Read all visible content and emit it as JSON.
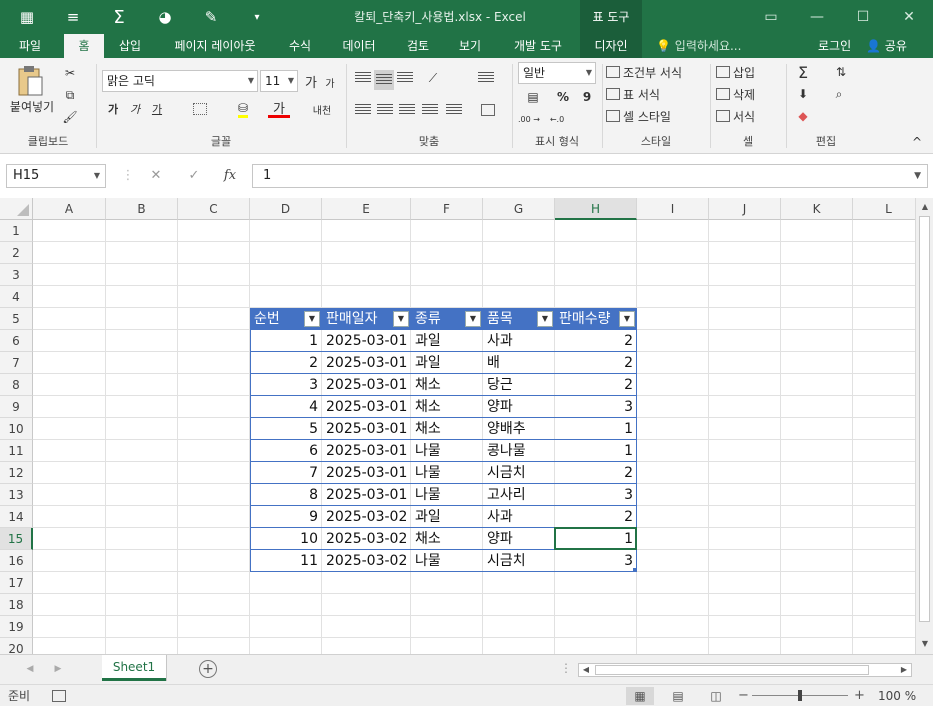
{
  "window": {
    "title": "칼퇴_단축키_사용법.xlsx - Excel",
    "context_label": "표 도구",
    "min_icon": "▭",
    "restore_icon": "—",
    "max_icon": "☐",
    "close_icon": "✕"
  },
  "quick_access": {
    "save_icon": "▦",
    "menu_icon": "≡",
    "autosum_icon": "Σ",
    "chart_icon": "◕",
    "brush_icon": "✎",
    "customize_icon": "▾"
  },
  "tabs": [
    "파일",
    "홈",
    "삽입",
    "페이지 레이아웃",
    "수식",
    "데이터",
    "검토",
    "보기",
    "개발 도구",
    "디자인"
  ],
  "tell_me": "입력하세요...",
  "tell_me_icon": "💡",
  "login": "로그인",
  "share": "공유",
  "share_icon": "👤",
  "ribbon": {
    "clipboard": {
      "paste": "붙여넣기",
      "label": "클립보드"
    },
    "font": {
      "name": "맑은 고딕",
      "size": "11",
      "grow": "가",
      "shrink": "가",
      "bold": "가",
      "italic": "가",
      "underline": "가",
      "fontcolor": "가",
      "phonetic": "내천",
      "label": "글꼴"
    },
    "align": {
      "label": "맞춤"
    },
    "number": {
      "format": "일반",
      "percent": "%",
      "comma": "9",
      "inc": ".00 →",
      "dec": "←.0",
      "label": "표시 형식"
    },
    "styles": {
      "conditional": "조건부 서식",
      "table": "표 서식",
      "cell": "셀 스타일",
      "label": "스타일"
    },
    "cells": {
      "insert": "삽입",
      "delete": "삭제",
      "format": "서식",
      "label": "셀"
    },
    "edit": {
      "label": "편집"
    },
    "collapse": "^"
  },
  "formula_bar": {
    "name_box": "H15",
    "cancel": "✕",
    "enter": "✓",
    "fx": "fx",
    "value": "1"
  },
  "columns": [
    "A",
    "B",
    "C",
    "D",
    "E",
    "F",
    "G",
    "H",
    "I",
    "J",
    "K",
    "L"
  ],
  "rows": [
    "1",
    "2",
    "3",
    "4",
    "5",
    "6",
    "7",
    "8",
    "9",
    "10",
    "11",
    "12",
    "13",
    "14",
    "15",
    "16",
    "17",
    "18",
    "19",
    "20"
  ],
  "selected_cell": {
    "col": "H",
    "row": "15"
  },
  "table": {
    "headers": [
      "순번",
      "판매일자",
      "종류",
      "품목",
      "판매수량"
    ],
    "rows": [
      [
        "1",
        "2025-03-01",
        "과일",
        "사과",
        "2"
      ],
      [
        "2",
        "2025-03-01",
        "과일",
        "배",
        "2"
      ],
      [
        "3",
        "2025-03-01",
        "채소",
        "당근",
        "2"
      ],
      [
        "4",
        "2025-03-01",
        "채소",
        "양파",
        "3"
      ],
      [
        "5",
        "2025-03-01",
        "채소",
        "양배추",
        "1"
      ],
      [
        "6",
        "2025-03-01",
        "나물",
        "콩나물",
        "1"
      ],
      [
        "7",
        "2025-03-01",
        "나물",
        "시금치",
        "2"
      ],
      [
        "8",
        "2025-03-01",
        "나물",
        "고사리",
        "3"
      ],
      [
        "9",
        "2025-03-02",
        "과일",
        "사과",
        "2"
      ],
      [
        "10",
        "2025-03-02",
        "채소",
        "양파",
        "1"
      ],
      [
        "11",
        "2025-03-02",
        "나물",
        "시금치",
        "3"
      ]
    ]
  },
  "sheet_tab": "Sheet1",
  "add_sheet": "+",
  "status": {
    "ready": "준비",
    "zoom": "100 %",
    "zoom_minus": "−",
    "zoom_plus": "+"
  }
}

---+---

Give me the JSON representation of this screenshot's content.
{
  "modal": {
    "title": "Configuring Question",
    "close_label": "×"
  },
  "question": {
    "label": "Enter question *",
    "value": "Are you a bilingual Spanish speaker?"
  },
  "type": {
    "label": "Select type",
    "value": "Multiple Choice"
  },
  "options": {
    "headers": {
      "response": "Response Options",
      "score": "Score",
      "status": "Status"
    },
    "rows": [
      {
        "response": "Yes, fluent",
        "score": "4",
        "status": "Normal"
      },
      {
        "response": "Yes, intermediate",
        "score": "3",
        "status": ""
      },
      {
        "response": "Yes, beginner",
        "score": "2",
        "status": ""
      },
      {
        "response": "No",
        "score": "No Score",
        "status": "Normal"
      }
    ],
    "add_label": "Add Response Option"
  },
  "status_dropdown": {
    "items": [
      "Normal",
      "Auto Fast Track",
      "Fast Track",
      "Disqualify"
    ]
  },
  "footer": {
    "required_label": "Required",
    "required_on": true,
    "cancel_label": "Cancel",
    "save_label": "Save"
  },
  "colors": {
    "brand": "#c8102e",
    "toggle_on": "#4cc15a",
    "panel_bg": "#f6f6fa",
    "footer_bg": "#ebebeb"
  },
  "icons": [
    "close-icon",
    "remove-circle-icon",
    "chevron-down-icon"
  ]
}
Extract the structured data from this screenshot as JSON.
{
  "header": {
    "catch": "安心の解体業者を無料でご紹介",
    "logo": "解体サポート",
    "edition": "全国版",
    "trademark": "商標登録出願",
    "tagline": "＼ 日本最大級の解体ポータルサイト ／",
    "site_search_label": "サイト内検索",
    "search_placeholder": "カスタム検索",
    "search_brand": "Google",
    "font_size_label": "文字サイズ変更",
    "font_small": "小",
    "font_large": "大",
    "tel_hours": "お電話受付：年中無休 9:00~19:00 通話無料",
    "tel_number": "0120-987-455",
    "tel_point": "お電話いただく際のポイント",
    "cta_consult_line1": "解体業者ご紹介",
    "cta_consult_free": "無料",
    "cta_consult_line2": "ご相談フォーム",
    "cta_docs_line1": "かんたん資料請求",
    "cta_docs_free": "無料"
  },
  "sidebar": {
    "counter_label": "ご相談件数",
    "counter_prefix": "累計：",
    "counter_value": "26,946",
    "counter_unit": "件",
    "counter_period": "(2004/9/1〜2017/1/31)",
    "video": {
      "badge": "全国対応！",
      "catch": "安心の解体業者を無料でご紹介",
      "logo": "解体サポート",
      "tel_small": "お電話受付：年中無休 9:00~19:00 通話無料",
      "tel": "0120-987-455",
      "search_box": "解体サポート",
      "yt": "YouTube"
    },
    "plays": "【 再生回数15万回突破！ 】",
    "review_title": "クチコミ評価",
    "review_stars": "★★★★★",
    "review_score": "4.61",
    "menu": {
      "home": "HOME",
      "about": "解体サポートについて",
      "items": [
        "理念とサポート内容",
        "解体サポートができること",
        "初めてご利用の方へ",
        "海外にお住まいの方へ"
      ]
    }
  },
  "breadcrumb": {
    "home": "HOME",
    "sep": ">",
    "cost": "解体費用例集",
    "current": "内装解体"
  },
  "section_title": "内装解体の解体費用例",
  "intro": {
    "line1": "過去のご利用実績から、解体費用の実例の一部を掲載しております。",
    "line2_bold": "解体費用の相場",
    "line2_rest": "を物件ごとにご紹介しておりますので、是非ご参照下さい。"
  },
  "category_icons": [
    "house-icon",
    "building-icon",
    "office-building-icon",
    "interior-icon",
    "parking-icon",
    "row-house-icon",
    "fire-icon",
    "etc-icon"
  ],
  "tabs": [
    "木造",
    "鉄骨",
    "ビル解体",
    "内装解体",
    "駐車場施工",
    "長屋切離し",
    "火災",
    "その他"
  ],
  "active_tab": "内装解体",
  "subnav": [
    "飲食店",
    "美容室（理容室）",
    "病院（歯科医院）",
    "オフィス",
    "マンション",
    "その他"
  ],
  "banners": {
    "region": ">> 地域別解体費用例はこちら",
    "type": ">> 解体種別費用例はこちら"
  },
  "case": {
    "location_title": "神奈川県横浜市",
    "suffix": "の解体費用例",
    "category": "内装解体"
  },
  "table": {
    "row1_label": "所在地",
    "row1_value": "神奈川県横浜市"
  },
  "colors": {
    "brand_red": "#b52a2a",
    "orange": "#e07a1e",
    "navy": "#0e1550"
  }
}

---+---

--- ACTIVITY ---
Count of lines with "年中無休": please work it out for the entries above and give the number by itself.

--- SOLUTION TO THIS EXERCISE ---
2